It is extremely uncommon for someone to be born with hyperacusis. Hyperacusis can be caused by a number of diseases including Bell’s palsy, Lyme disease, Meniere’s disease, head injury, temporomandibular joint (TMJ) syndrome and noise induced hearing loss. Hyperacusis is also linked with neurologic conditions such as PTSD, epilepsy, depression, migraines, cerebral palsy and autism.
For those whose hyperacusis is the result of trauma to the head or hearing system, symptoms may go away as the injury heals. Identifying the underlying cause is always the first step in treating hyperacusis.
How Is Hyperacusis Treated?
Some suffering from hyperacusis might seek relief by wearing earplugs or earmuffs. While this may help in the short term, it actually decreases the already poor tolerance of noise, increasing sensitivity in the long run. This result is most obvious immediately after removing the ear protection.

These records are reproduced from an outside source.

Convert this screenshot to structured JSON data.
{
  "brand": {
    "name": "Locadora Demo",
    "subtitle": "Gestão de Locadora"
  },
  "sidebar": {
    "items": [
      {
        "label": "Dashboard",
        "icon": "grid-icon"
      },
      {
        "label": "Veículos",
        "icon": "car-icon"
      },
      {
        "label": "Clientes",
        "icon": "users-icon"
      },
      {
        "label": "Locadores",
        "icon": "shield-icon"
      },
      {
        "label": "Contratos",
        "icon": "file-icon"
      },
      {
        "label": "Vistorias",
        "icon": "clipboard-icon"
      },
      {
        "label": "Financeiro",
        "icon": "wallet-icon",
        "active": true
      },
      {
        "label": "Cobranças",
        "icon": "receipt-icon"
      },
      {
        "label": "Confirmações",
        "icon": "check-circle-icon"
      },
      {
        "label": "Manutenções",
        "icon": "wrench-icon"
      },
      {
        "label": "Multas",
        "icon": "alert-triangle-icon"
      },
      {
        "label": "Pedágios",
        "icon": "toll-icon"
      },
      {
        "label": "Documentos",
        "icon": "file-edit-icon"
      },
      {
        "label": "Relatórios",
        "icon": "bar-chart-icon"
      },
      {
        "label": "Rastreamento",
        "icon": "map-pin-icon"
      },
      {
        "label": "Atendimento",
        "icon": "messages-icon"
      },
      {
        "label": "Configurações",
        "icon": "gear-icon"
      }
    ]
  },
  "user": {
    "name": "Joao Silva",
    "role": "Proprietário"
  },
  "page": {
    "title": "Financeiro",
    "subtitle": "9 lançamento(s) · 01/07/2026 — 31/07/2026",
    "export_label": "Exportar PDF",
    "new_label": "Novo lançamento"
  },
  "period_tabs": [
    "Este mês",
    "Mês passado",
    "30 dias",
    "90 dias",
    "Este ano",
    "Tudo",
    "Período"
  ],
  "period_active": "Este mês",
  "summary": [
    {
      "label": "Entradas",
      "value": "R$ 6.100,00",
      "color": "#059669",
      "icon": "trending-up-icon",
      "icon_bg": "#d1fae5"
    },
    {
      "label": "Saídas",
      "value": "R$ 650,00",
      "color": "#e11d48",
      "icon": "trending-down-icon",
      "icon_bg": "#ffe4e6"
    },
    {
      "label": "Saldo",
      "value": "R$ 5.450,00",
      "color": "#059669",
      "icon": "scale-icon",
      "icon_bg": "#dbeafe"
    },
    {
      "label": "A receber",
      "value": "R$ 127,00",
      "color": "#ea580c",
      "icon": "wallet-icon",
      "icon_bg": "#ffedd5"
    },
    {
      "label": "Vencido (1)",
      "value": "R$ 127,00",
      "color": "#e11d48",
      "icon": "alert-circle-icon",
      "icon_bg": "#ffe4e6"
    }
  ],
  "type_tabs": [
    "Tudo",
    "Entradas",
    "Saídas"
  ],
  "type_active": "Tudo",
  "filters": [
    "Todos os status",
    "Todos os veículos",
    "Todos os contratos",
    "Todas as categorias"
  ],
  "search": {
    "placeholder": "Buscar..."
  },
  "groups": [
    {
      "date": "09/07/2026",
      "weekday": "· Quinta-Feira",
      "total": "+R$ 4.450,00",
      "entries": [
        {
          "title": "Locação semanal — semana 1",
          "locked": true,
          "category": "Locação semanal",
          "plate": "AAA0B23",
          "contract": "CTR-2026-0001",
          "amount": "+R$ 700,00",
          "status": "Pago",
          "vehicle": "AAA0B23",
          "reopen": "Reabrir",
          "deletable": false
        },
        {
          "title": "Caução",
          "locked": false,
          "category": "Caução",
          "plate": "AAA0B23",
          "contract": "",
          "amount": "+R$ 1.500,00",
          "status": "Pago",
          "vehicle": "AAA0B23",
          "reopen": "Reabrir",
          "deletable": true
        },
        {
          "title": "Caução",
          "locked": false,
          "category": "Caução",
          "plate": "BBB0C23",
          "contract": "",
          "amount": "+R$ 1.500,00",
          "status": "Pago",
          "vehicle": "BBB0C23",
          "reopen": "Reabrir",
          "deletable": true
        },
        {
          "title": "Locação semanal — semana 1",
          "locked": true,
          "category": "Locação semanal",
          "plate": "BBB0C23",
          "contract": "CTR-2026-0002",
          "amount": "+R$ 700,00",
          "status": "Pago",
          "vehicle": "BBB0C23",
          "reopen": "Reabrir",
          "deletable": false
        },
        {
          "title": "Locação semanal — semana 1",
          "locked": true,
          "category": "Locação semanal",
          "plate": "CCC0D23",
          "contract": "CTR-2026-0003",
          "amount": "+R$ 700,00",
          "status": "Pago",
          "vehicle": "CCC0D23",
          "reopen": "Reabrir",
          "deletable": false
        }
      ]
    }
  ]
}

An effective treatment option is called sound desensitization, wherein a specialist works with you by exposing you to white noise at initially a very low volume, increasing it over time to improve tolerance. This treatment may take six months to a year, and maybe even longer for certain patients.
If you suspect you may have hyperacusis, seek an evaluation by an audiologist at Callier Center for Communication Disorders. A hearing specialist will conduct a full audiologic evaluation, including a hearing test, and take a record of your medical history to accurately diagnose your condition and determine your Loudness Discomfort Levels (LDL). An audiologist can also guide your treatment and counsel you about the latest hearing solutions available.